As more and more cities embrace the trend of open data—allowing app developers, planners, nonprofits, and other interested parties to curate, collect, and innovate on municipal data sets—data visualization has the unique power to help render that mass of information relevant to the statistically challenged.
A great example is the series Transit Patterns by the Seattle-based design firm Schema, an honorable mention in the contest Urban Data Challenge (which Co.Exist’s Ariel Schwartz helped judge last month).
Participants were asked to use public transit data, unlocked by the cities of San Francisco, Geneva, and Zurich, to create infographics that told a story about those cities’ complex systems. Schema responded with three time-lapse, heat-map-style videos, showing how the most-popular parts of the cities’ transit systems shift and redistribute over the course of 24 hours.
Some of the findings, according to the creators:
Ridership is an identifier for how cities are utilized—whether they are centralized, decentralized or have multiple focal points, whether activity concentrates during rush hour as people are entering or leaving the city center(s), or whether activity is spread out over time.
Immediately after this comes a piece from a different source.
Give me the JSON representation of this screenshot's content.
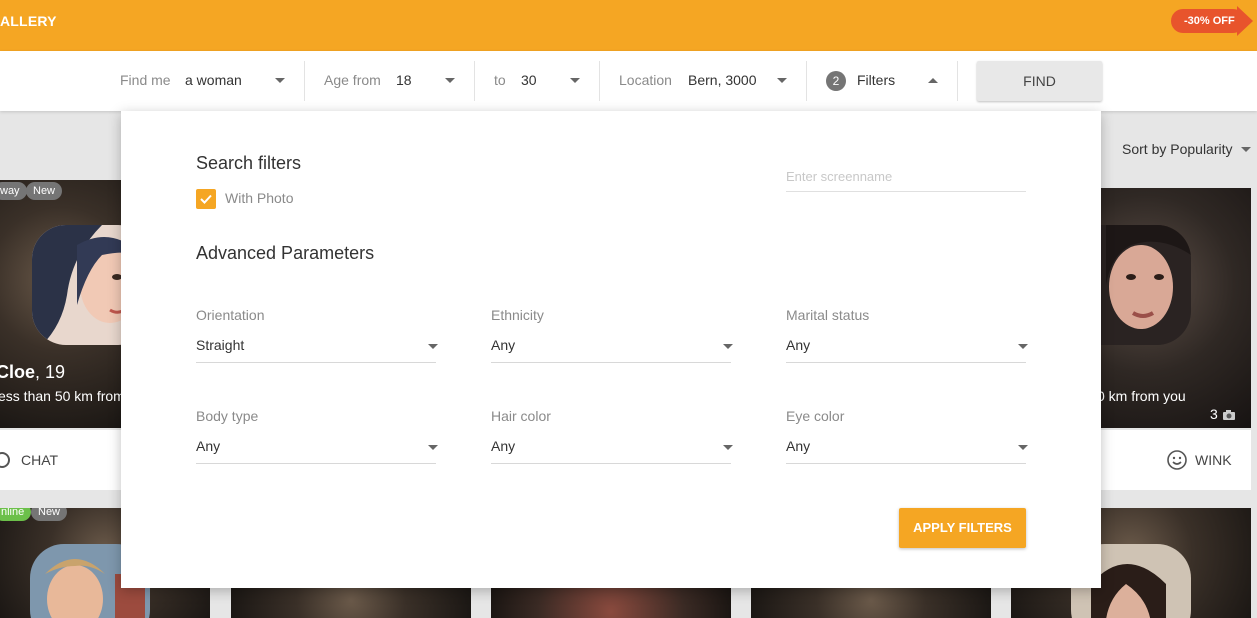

As the transit passenger data suggests, Geneva is centralized while Zurich appears to have multiple centers, and activity is concentrated during rush hours. Activity in San Francisco on the other hand is more evenly spread out, both spatially and over the course of the day.
While each city has different layout that leads to different patterns, what they have in common, as you might expect, is the explosion of activity during morning and evening rush hours, and a near blackout overnight. But the more subtle differences, when presented visually like this, can help city planners and transit authorities to see where people are riding, and which areas might be helped by more transit options.
If you haven’t yet, check out the winners from the challenge here.